If a fortuneteller stared into her crystal ball, what would she see in the future for mowers? Hovering decks, reclining seats and engines that purify the air?
While none of those features seem to be in the near future, manufacturers are making changes to their equipment that forecast what landscapers could expect to see with new mowers.
“The focus moving forward will be developing higher efficiency machines that incorporate more technology in manufacturing, operation and maintenance,” says Mark Meyers, marketing manager, Dixie Chopper.
In an essentially low-entry-cost market, focusing on improving productivity per hour and per dollar spent will help landscapers compete with the mow-and-blow types.
“The smartest landscapers recognize the efficiency gains from new-generation mowers and are utilizing them to get a leg up on their competition,” says Jamie Palmer, product manager, John Deere Commercial Mowing. “These trends will continue as costs continue to increase.”
With propane, Tier 4 emission standards, electronic fuel injection (EFI) and electric power all becoming hot topics in the sustainability discussion, landscapers should expect to see these options more and more when purchasing mowers.
“Most changes will be iterative,” Palmer continues, “but there are several new developments on the horizon that may be true game changers for the industry. One can look at the increases in productivity recently experienced by farmers through intelligent solutions and extrapolate those to mowing.”
Here are new technologies and redesigned features that, if taken advantage of, can help set one lawn maintenance service apart from the next.
Fading costs, emissions
Gas prices, maintenance costs and down time can really make or break a landscaper’s services if not managed correctly. So, manufacturers have designed mowers that cost less in the long run, require less daily attention and reduce engine emissions.
“Current trends involve lower-horsepower, smaller machines,” Meyers says. “This trend will continue as long as the demand for fuel efficiency remains high.”
One power source addressing fuel and upkeep costs is the EFI mower. A variety of companies have started to offer this engine option with their products, and it’s something that will continue, according to Palmer.
Besides cutting down on fuel usage, EFI engines do not have a carburetor – resulting in reduced maintenance and replacement costs. Exmark, with its Lazer Z X-Series, and Toro, with the Z Master Professional 6000 (also available with a propane engine) and Commercial 3000 Series, offer EFI model options equipped with Kohler engines.
Electricity, not gas
While most landscapers probably won’t be replacing their mower fleets with ones that plug up any time soon, electric mowers may play a larger role on the jobsite going forward.
For a school campus or grounds that require quiet operation, going electric might fit the bill, especially if the lawn is an acre or smaller.
“Battery technology continues to improve, which will expand the opportunity for more versatile and environmentally friendly methods of caring for our green spaces,” says Emily Sword, senior marketing communications manager, Cub Cadet. “But environmentally friendly doesn’t just mean reducing gasoline emissions.”
Cub Cadet’s RZT S Zero electric ZTR mower does not produce emissions, provides a low noise level and doesn’t require gas, oil, filters, belts or spark plugs.
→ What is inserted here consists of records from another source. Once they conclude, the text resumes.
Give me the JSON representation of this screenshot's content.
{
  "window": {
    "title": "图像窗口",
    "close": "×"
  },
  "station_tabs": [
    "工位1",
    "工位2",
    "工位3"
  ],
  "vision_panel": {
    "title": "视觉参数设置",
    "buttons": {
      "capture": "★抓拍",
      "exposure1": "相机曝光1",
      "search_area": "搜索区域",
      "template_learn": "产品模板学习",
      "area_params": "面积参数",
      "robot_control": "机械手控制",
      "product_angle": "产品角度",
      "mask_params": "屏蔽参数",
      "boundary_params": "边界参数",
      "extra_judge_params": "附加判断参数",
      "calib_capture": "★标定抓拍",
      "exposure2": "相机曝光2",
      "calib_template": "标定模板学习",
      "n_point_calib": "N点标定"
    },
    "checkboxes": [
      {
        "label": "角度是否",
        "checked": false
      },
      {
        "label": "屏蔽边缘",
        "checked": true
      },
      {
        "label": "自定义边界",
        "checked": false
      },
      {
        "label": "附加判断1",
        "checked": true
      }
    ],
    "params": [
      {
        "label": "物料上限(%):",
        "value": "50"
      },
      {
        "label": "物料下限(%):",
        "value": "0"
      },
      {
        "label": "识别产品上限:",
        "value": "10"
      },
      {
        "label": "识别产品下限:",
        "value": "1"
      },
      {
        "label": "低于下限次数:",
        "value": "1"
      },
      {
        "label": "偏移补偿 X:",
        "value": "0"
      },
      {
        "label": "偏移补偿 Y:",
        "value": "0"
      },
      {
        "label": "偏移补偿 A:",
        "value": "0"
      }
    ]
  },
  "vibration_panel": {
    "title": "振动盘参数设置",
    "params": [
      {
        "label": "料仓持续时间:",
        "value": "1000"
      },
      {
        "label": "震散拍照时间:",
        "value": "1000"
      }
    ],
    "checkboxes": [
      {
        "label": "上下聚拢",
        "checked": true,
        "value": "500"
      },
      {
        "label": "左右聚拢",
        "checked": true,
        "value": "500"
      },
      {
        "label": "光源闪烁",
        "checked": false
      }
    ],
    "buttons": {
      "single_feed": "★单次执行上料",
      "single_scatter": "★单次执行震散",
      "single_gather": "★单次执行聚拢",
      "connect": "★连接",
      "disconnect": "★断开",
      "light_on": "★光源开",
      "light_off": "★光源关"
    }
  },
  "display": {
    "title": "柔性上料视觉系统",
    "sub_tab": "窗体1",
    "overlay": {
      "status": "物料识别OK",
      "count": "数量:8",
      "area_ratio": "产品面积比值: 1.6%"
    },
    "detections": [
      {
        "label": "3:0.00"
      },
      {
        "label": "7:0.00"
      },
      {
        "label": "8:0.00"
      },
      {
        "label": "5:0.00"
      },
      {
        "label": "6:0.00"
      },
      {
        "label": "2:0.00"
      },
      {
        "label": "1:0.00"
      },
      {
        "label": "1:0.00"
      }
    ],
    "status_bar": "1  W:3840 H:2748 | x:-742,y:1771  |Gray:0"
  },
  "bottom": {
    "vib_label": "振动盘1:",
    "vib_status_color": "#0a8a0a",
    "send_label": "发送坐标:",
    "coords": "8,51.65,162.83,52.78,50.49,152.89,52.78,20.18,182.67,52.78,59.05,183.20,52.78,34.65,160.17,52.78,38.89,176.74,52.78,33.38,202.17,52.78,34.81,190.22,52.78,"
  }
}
If landscapers are considering purchasing an electric mower, adding up the costs of fuel and parts not used in these mowers – then subtracting it from the price tag – can help when calculating the mower’s overall expense.
While every new power source and option might not make sense for the industry as a whole, it’s pretty obvious these aren’t the same ol’ mowers anymore.
“Professional users will be offered more choices than ever before between platforms, technology and features and will have to carefully evaluate which solution best fits their needs for productivity, efficiency, comfort and reliability,” Sword predicts.
But as with every new invention or update, there’s a higher price tag at the beginning. (Remember: The first successful minicomputer sold for $18,000, and look where the price is now.)
“Landscapers may incur higher equipment costs upfront, but the equipment will last longer and have a lower cost of ownership,” Meyers says. “Eventually, the initial equipment cost will drop over time as alternative-energy technology becomes more common in the industry and more units are produced.”
While no one can predict the future, one thing is clear: Mowers are changing. More sustainable options are no longer something that cut into productivity and cost too much to rationalize buying. So, landscapers and their crews should familiarize themselves with EFI, propane and even electric mowers.
If they don’t, they’ll be waving goodbye to new business in a cloud of their competitors’ grass clippings.